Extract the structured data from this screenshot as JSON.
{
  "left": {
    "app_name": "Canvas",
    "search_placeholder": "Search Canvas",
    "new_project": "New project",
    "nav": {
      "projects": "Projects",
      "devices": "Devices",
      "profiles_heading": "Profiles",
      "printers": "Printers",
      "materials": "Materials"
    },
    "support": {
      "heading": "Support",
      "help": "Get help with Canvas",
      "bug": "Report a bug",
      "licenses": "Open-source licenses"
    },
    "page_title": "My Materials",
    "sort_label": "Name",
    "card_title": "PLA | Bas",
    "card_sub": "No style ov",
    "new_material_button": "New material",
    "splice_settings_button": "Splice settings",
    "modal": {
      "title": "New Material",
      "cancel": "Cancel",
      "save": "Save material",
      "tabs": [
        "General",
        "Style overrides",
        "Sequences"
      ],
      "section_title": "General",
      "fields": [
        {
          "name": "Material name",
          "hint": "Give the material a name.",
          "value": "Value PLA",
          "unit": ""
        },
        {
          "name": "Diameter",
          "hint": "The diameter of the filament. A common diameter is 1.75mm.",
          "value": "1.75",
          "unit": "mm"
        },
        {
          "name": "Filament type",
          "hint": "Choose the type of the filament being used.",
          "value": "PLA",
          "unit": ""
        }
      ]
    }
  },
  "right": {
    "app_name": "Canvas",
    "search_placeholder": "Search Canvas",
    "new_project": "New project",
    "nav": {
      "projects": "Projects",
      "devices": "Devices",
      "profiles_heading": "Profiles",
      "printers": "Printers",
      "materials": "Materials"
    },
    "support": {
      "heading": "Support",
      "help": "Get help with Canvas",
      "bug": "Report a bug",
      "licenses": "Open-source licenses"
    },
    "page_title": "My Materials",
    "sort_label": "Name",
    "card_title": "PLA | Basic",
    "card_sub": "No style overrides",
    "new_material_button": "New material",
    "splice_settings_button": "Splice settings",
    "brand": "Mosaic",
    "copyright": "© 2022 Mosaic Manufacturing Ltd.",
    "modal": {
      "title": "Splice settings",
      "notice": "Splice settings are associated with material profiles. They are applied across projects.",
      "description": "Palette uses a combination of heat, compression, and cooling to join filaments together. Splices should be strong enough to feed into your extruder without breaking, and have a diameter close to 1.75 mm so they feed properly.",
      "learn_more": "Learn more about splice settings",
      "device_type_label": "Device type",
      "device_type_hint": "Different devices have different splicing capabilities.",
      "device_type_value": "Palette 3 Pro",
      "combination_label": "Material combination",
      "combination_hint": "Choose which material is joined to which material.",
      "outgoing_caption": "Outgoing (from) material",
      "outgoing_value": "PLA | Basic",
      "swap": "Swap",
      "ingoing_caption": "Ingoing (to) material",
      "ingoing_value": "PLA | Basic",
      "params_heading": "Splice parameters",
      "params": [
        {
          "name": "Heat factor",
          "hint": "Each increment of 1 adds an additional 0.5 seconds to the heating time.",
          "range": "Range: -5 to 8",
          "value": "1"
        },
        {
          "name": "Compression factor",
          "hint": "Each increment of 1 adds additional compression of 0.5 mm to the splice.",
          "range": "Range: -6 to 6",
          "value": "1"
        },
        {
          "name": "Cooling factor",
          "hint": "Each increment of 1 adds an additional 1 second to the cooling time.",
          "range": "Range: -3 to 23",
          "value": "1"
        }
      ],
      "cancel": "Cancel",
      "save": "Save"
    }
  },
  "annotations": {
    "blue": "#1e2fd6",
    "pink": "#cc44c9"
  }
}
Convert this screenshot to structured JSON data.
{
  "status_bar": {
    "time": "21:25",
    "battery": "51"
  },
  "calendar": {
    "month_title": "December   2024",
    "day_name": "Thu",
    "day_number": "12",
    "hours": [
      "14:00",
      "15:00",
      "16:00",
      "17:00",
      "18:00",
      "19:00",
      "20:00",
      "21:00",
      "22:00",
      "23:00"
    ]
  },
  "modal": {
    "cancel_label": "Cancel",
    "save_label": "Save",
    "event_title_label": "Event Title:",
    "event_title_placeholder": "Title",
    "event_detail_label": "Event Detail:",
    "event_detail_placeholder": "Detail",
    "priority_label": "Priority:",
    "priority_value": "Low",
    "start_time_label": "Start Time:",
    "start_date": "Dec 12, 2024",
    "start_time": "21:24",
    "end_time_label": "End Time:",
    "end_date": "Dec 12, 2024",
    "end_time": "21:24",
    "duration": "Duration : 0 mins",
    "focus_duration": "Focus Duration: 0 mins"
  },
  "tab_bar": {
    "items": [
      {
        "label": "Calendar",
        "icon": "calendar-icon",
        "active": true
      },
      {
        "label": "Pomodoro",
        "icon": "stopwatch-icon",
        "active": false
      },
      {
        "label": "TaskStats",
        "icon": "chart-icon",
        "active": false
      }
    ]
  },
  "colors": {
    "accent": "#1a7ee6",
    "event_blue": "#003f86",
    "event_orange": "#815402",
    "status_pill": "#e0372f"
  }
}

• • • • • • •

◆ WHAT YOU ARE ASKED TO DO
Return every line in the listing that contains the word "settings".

◆ YOUR SOLUTION
    "splice_settings_button": "Splice settings",
    "splice_settings_button": "Splice settings",
      "title": "Splice settings",
      "notice": "Splice settings are associated with material profiles. They are applied across projects.",
      "learn_more": "Learn more about splice settings",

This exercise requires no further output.